(Data about app and page elements)
::::::::::

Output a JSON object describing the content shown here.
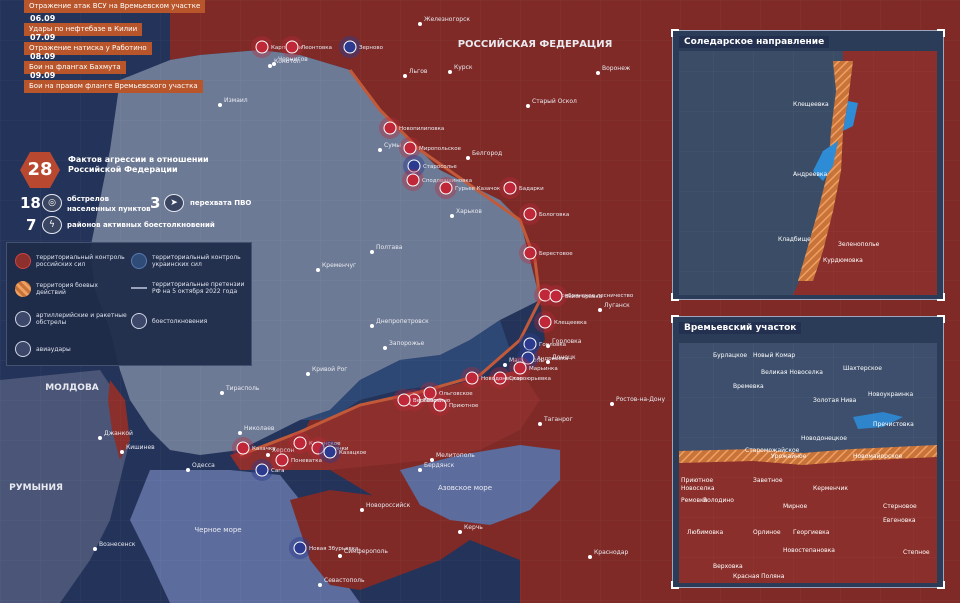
{
  "news": [
    {
      "date": "",
      "title": "Отражение атак ВСУ на Времьевском участке"
    },
    {
      "date": "06.09",
      "title": "Удары по нефтебазе в Килии"
    },
    {
      "date": "07.09",
      "title": "Отражение натиска у Работино"
    },
    {
      "date": "08.09",
      "title": "Бои на флангах Бахмута"
    },
    {
      "date": "09.09",
      "title": "Бои на правом фланге Времьевского участка"
    }
  ],
  "stats": {
    "aggression_count": "28",
    "aggression_label": "Фактов агрессии в отношении Российской Федерации",
    "shelling_count": "18",
    "shelling_label": "обстрелов населенных пунктов",
    "intercept_count": "3",
    "intercept_label": "перехвата ПВО",
    "clash_count": "7",
    "clash_label": "районов активных боестолкновений"
  },
  "legend": {
    "russian_control": "территориальный контроль российских сил",
    "ukrainian_control": "территориальный контроль украинских сил",
    "combat_zone": "территория боевых действий",
    "territorial_claims": "территориальные претензии РФ на 5 октября 2022 года",
    "artillery": "артиллерийские и ракетные обстрелы",
    "clashes": "боестолкновения",
    "airstrikes": "авиаудары"
  },
  "colors": {
    "russian": "#7f2a27",
    "ukrainian": "#2a3f6a",
    "sea": "#5a6b9a",
    "accent_orange": "#e07b39",
    "marker_red": "#c0283a",
    "marker_blue": "#2c3b8f"
  },
  "map_labels": {
    "russia": "РОССИЙСКАЯ ФЕДЕРАЦИЯ",
    "moldova": "МОЛДОВА",
    "romania": "РУМЫНИЯ",
    "black_sea": "Черное море",
    "azov_sea": "Азовское море",
    "cities": [
      "Железногорск",
      "Курск",
      "Льгов",
      "Воронеж",
      "Старый Оскол",
      "Белгород",
      "Сумы",
      "Харьков",
      "Полтава",
      "Кременчуг",
      "Днепропетровск",
      "Кривой Рог",
      "Запорожье",
      "Николаев",
      "Одесса",
      "Херсон",
      "Донецк",
      "Горловка",
      "Луганск",
      "Ростов-на-Дону",
      "Таганрог",
      "Мариуполь",
      "Бердянск",
      "Мелитополь",
      "Симферополь",
      "Севастополь",
      "Керчь",
      "Краснодар",
      "Новороссийск",
      "Джанкой",
      "Кишинев",
      "Тирасполь",
      "Вознесенск",
      "Измаил",
      "Чернигов",
      "Конотоп"
    ],
    "markers": [
      "Карповичи",
      "Леонтовка",
      "Зерново",
      "Новопилиповка",
      "Миропольское",
      "Старосолье",
      "Сподовашиновка",
      "Гурьев Казачок",
      "Бадарки",
      "Бологовка",
      "Берестовое",
      "Серебрянское лесничество",
      "Белогоровка",
      "Клещеевка",
      "Горловка",
      "Андреевка",
      "Марьинка",
      "Староюрьевка",
      "Новодонецкое",
      "Ольговское",
      "Приютное",
      "Работино",
      "Вербовое",
      "Каменское",
      "Кринки",
      "Казацкое",
      "Казачка",
      "Поневатка",
      "Сага",
      "Новая Збурьевка"
    ]
  },
  "inset_soledar": {
    "title": "Соледарское направление",
    "labels": [
      "Клещеевка",
      "Андреевка",
      "Кладбище",
      "Зеленополье",
      "Курдюмовка"
    ]
  },
  "inset_vremevka": {
    "title": "Времьевский участок",
    "labels": [
      "Бурлацкое",
      "Новый Комар",
      "Шахтерское",
      "Великая Новоселка",
      "Времевка",
      "Новоукраинка",
      "Золотая Нива",
      "Пречистовка",
      "Новодонецкое",
      "Урожайное",
      "Староможайское",
      "Новомайорское",
      "Приютное",
      "Заветное",
      "Новоселка",
      "Керменчик",
      "Ремовка",
      "Володино",
      "Мирное",
      "Стерновое",
      "Евгеновка",
      "Любимовка",
      "Орлиное",
      "Георгиевка",
      "Новостепановка",
      "Степное",
      "Верховка",
      "Красная Поляна"
    ]
  }
}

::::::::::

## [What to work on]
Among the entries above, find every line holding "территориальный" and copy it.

## [Result of this exercise]
    "russian_control": "территориальный контроль российских сил",
    "ukrainian_control": "территориальный контроль украинских сил",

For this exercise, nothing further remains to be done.